Although Elisha Cook Jr.’s Wilmer is not the pretty boy of the novel, the actor clearly read the book; when attempting to shadow Spade on the street he keeps his eyes shaded by his lashes just as Hammett describes the character. Cook also has an effective scene in Spade’s apartment when, knowing he’s being sold out, he threatens the private detective through barely controlled tears. He understand at that moment that he is indeed only a boy, not the hardened thug he pretends to be, and that the ease with which he’s murdered at least one man in imitation, one presumes, of the gangsters he’s seen at the movies has finally caught up with him.

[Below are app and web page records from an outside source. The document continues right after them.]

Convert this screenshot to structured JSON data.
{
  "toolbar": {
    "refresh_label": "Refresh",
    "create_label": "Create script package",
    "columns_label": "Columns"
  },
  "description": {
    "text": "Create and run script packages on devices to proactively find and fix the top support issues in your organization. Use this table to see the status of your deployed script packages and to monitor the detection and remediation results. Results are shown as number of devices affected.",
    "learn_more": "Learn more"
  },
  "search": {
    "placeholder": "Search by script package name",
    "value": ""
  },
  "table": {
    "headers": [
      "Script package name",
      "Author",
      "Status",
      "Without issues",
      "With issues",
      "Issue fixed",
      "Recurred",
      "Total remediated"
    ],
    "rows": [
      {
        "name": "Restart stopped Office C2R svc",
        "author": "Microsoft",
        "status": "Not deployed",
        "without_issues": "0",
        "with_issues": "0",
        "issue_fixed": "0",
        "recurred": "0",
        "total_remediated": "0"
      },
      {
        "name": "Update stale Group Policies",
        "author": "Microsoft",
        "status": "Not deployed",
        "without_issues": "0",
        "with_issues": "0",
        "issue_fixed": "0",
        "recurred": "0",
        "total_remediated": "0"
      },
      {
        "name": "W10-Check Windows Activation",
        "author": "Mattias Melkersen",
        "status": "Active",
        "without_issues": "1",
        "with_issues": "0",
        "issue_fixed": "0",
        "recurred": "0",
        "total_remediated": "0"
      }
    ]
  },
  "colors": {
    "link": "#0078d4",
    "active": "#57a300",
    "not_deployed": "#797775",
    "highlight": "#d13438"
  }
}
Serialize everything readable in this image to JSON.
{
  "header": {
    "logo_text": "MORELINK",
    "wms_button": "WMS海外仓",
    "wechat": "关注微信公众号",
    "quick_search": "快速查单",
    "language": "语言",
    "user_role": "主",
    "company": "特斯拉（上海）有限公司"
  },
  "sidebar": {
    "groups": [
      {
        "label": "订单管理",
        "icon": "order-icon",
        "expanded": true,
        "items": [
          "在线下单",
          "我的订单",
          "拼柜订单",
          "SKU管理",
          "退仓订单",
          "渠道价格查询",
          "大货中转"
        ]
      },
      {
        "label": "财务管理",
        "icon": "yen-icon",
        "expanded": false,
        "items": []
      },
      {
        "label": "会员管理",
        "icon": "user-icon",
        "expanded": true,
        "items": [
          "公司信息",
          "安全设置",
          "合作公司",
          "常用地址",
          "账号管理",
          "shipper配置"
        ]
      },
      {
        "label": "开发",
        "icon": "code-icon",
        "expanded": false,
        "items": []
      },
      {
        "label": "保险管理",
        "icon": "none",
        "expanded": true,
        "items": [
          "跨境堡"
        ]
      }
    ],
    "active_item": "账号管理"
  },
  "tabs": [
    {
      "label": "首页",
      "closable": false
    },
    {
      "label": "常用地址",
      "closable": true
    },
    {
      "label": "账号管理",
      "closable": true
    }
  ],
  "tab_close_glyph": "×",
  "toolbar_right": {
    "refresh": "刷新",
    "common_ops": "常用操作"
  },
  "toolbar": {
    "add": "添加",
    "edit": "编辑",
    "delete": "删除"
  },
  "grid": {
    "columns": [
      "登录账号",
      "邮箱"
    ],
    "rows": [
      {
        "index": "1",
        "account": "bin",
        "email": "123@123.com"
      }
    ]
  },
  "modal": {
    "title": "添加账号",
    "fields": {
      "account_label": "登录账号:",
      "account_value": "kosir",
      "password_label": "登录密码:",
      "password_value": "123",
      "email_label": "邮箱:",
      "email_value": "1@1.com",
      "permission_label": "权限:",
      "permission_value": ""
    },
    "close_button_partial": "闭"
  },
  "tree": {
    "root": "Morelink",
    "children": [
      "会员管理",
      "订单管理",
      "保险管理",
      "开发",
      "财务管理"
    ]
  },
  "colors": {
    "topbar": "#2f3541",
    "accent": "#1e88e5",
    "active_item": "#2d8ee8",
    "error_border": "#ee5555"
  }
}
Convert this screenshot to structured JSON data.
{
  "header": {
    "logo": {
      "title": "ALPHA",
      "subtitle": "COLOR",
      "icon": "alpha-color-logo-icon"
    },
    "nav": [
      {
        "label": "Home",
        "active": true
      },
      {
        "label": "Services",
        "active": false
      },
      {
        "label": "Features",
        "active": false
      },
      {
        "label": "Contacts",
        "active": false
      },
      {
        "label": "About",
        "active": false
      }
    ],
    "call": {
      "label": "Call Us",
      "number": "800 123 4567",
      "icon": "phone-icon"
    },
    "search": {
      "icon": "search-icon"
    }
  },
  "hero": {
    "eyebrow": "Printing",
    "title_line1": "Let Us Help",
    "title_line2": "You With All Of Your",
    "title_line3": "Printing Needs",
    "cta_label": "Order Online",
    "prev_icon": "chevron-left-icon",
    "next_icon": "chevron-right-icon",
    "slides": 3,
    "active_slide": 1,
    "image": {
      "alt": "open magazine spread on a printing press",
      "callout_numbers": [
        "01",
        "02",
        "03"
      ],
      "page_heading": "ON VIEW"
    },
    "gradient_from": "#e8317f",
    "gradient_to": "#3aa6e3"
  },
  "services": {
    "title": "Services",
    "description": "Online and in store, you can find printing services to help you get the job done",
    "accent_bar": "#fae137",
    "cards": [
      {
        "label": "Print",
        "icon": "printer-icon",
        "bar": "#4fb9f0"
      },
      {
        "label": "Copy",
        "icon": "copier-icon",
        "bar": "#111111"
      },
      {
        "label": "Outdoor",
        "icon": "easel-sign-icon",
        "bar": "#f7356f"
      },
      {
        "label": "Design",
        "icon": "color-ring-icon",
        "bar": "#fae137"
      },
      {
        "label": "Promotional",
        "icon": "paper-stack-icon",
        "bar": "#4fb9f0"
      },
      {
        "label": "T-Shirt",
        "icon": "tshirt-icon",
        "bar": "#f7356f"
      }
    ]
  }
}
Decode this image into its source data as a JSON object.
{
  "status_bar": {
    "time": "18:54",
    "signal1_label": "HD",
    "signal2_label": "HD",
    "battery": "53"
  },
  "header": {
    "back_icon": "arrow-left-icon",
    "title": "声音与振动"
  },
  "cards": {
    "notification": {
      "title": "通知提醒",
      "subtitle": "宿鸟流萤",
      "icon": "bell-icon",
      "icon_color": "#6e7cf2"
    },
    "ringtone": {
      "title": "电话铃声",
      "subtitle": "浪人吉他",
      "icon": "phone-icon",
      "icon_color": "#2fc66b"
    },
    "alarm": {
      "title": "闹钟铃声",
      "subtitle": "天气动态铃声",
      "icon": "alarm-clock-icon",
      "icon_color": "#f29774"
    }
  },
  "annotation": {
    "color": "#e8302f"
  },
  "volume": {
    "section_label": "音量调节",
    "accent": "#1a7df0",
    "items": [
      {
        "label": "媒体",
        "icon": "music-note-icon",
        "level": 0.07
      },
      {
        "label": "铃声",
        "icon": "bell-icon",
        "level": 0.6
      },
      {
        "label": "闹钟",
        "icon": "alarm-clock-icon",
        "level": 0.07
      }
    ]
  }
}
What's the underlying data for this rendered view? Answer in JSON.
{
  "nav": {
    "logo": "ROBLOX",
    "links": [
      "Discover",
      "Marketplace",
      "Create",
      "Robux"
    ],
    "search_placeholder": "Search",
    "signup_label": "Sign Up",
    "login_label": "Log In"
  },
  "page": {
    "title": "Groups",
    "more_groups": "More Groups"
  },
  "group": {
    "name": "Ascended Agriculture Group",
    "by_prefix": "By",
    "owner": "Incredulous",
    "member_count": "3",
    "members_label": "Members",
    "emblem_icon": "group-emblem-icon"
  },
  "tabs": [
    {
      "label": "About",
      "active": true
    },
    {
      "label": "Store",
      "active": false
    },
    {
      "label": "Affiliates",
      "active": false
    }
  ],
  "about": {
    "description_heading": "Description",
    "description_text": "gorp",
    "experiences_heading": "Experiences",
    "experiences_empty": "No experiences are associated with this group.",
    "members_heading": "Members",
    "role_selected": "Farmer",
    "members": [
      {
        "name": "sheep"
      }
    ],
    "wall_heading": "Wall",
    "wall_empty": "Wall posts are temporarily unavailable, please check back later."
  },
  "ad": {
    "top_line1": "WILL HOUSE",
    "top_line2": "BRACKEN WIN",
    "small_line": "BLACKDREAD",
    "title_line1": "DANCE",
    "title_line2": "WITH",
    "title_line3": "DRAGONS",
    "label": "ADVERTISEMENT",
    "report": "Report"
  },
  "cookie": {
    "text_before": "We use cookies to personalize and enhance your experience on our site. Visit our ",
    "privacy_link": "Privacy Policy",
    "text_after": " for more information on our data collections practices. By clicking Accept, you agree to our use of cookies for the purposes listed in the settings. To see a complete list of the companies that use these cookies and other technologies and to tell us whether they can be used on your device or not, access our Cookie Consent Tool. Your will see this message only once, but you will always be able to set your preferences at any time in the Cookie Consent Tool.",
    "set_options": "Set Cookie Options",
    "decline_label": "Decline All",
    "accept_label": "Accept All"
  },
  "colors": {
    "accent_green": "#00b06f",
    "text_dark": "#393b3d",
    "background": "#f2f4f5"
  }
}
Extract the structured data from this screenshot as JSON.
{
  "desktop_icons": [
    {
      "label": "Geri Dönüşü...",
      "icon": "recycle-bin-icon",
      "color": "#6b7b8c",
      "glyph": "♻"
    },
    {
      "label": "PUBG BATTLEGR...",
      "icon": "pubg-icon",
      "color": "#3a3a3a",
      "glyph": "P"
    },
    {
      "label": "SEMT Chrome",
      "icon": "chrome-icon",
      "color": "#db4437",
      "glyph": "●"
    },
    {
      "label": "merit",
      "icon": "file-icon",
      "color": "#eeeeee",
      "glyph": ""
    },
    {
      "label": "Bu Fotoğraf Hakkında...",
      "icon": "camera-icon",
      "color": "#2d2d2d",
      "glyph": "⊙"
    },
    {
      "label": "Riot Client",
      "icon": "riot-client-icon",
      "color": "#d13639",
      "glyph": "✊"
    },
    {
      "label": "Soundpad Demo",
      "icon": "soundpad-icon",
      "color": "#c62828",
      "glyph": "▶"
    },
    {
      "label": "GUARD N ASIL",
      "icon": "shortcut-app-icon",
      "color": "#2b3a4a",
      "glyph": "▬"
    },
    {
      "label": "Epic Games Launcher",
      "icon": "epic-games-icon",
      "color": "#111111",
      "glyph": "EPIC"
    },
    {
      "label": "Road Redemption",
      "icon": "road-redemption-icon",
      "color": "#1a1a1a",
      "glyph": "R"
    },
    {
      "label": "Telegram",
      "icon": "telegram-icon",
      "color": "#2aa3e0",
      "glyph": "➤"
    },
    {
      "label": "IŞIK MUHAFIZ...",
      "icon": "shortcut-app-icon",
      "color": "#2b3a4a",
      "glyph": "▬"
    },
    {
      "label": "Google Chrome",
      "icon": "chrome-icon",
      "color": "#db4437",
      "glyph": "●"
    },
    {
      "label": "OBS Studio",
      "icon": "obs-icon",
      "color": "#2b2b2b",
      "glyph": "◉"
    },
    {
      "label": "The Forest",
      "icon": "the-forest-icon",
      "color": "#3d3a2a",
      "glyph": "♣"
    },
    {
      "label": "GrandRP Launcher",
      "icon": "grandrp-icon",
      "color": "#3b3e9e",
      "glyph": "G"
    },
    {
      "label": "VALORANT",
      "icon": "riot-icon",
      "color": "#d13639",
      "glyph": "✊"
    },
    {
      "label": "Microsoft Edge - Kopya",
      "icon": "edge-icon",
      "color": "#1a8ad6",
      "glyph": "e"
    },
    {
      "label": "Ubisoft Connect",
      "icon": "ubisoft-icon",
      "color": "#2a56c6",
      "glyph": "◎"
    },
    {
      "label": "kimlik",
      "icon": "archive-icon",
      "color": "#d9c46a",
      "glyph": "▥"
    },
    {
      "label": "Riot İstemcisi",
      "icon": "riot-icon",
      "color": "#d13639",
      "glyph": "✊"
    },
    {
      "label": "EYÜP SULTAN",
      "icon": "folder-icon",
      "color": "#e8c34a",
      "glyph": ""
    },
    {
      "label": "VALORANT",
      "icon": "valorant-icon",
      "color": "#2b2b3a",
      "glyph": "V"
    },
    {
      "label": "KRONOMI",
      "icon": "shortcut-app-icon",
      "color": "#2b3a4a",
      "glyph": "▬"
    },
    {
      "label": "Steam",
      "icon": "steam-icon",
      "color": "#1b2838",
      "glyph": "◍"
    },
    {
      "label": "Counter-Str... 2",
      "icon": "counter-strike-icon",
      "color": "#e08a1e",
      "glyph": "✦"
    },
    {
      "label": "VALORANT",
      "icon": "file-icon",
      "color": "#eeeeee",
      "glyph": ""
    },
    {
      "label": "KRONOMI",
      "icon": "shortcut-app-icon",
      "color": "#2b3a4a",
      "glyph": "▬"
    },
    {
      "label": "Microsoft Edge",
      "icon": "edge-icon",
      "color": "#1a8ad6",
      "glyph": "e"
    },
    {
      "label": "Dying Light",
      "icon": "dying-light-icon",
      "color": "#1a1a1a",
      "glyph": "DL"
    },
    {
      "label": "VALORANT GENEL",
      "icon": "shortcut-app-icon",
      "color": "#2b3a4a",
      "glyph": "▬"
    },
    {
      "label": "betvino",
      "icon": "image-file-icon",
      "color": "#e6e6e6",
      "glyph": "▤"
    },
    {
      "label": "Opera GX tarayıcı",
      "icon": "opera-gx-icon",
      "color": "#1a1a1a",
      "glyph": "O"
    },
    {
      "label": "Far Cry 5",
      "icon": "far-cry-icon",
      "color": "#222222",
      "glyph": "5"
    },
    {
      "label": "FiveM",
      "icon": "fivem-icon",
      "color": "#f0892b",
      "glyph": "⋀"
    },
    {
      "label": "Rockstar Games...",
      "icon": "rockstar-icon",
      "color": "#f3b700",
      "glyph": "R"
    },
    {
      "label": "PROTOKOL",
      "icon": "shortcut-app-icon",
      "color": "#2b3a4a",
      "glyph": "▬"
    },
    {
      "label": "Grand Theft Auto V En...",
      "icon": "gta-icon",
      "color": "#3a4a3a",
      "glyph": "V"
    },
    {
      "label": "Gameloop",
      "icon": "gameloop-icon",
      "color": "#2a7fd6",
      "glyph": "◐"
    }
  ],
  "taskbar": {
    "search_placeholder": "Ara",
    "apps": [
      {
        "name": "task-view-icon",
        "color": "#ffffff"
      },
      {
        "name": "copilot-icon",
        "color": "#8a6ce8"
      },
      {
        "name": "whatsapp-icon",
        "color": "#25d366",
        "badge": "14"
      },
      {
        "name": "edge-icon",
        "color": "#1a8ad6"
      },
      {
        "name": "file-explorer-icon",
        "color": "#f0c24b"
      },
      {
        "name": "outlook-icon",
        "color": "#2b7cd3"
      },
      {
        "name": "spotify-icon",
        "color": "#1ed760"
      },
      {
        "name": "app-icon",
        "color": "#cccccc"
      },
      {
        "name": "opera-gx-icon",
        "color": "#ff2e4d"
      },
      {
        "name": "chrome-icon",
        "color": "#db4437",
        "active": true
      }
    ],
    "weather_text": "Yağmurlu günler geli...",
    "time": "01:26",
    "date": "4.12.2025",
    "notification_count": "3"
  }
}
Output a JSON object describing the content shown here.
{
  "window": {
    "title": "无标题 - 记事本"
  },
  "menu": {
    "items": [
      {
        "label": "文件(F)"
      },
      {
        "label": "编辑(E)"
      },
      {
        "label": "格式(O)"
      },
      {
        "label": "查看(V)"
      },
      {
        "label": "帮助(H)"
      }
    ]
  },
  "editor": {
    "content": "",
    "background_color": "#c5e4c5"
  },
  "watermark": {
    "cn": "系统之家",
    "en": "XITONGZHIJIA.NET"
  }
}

The Maltese Falcon is one of those rare movies one can see again and again with complete happiness, ever succumbing to its mesmeric blandishments, always finding something new. I initially saw it, at a library screening, when I was perhaps 11 or 12 (it was my first Bogart picture), have watched it repeatedly in the years since — including twice recently in preparation for writing this — and know that I will revisit it many times in the future. It would be a masterpiece of its kind had it been written and directed by an old pro with a couple dozen such pictures under his belt. For a novice to have made it is almost beyond belief.
Huston’s people may be doomed, but when they’re this good, they are indeed the stuff that dreams are made of.
*Huston was comfortable enough with gay men as long as their public miens comforted his bigotry, as with Capote. It was only when confronted with a homosexual man (Montgomery Clift) whose persona eschewed the flamboyant that he couldn’t handle it.
†Along with illuminating the lives of Walter and John, Grobel takes in as well the youths and early careers of Angelica, Tony and Danny.
‡Raft also said no to Double Indemnity, to Billy Wilder’s relief. About the only good role he said yes to was that of Spats Columbo in Some Like it Hot. Would The Maltese Falcon be half the picture it is with him? Would High Sierra? Double Indemnity? Care to see Raft in Bergman’s arms? His complacency was American cinema’s benison.
§In one of the essays that accompany the published screenplay (in the Rutgers Films in Print series) one Ilsa J. Bick refers to Astor, absurdly, as “matronly.” I wonder how old Bick was when she wrote that.
Text copyright 2019 by Scott Ross